Buffy and I took a break and went to Ingram Hill so I could photograph oaks in the cemetery. It was a cloudy day with winds 18 mph, gusting to 28. The afternoon temperature reached 77 degrees. I almost stepped on this little eastern box turtle. The clover and cut grass was taller than it was. It’s shell was 2 1/2 inches long at the most. I couldn’t see the eye color to tell if it was male or female until I got a side view. It was female: they have brown eyes and males have red.
Eastern box turtles live in forests, dry grassy fields and wooded swamps throughout eastern U.S. Adults grow to 4.5 to 6 inches long and can live 25 – 30 years. There are documented ones that lived 40-50 years.
Twice I’ve seen a female digging a hole to lay her eggs in. It’s L O N G process. I returned to camp the first time to find a female slowly, meticulously digging a hole with her hind legs. I watched and watch. Finally it got to dark so see and I went in the camper. The next morning it took quite a bit of searching to find where she had been digging. The second time was in my backyard, and it had the same results. I never saw young from either nest.
Females lay 3-8 eggs in the summer, and they hatch about 3 months later.
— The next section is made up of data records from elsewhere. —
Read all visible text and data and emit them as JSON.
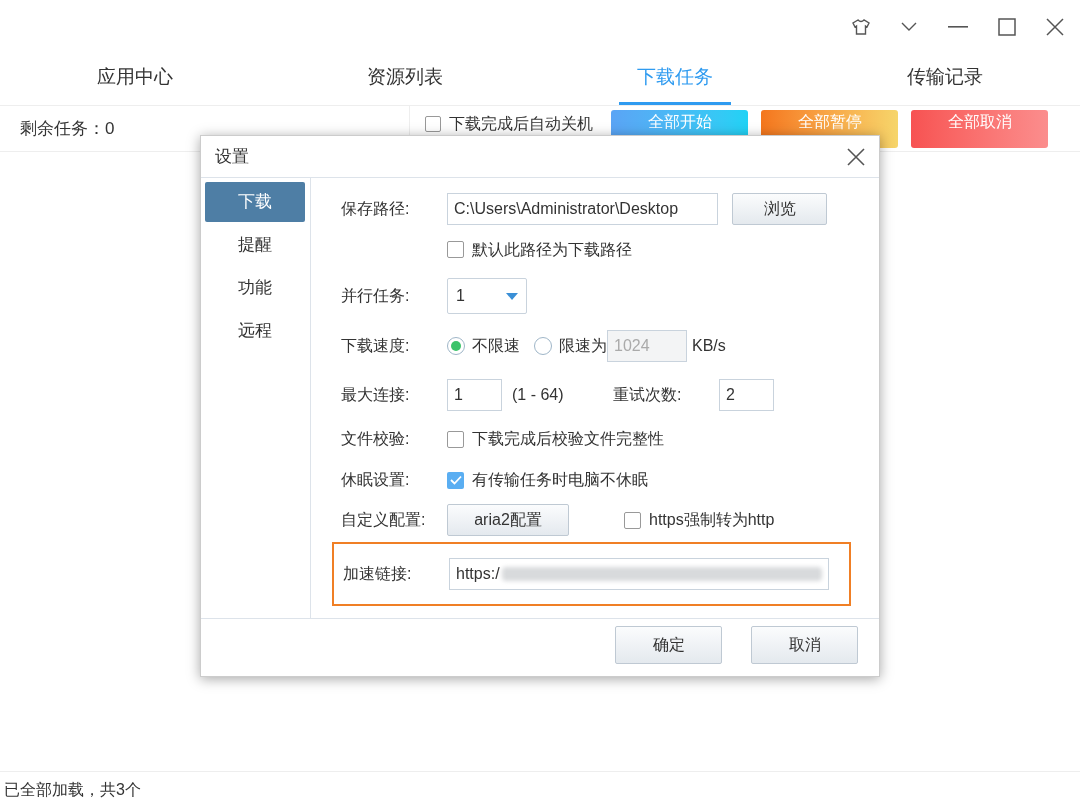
{
  "tabs": [
    {
      "label": "应用中心",
      "selected": false
    },
    {
      "label": "资源列表",
      "selected": false
    },
    {
      "label": "下载任务",
      "selected": true
    },
    {
      "label": "传输记录",
      "selected": false
    }
  ],
  "toolbar": {
    "remaining": "剩余任务：0",
    "auto_shutdown": {
      "label": "下载完成后自动关机",
      "checked": false
    },
    "buttons": [
      {
        "label": "全部开始",
        "kind": "start"
      },
      {
        "label": "全部暂停",
        "kind": "pause"
      },
      {
        "label": "全部取消",
        "kind": "cancel"
      }
    ]
  },
  "dialog": {
    "title": "设置",
    "sidebar": [
      {
        "label": "下载",
        "selected": true
      },
      {
        "label": "提醒",
        "selected": false
      },
      {
        "label": "功能",
        "selected": false
      },
      {
        "label": "远程",
        "selected": false
      }
    ],
    "save_path": {
      "label": "保存路径:",
      "value": "C:\\Users\\Administrator\\Desktop",
      "browse_button": "浏览",
      "default_checkbox": {
        "label": "默认此路径为下载路径",
        "checked": false
      }
    },
    "parallel_tasks": {
      "label": "并行任务:",
      "value": "1"
    },
    "download_speed": {
      "label": "下载速度:",
      "options": [
        {
          "label": "不限速",
          "selected": true
        },
        {
          "label": "限速为",
          "selected": false
        }
      ],
      "limit_value": "1024",
      "unit": "KB/s"
    },
    "max_connections": {
      "label": "最大连接:",
      "value": "1",
      "range": "(1 - 64)"
    },
    "retries": {
      "label": "重试次数:",
      "value": "2"
    },
    "file_verify": {
      "label": "文件校验:",
      "checkbox": {
        "label": "下载完成后校验文件完整性",
        "checked": false
      }
    },
    "sleep": {
      "label": "休眠设置:",
      "checkbox": {
        "label": "有传输任务时电脑不休眠",
        "checked": true
      }
    },
    "custom_config": {
      "label": "自定义配置:",
      "button": "aria2配置",
      "https_checkbox": {
        "label": "https强制转为http",
        "checked": false
      }
    },
    "accelerate_link": {
      "label": "加速链接:",
      "value": "https:/",
      "highlighted": true
    },
    "buttons": [
      "确定",
      "取消"
    ]
  },
  "status_bar": "已全部加载，共3个"
}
Eggs incubated at 72-81 degrees are males, and ones incubated at and above 82 degrees will be females.
The carapace is the upper shell, the plastron the lower shell and scutes are the plates covering the shells. Scutes are made of keratin like nails, hair and hooves.
For years I counted the ridges on plates of turtles shell because it showed the age of the turtle. Now I find out that isn’t accurate. Scutes are shed in some turtle species, but not in box turtles. The shell grows as the turtle grows. The scutes enlarge in diameter as new keratin is laid down, resulting in the ridges.
More box turtle facts: they spend the night in scooped-out shallow indention; they hibernate in a chamber up to 2 feet deep; their range is an acre square, and ranges can overlap. They are omnivores. They eat mushrooms, berries and other fruits, plus worms, slugs, insects and even carrion.
I just hope this little gal is in the woods when the cemetery’s mowed. I’d like to see her on future walks.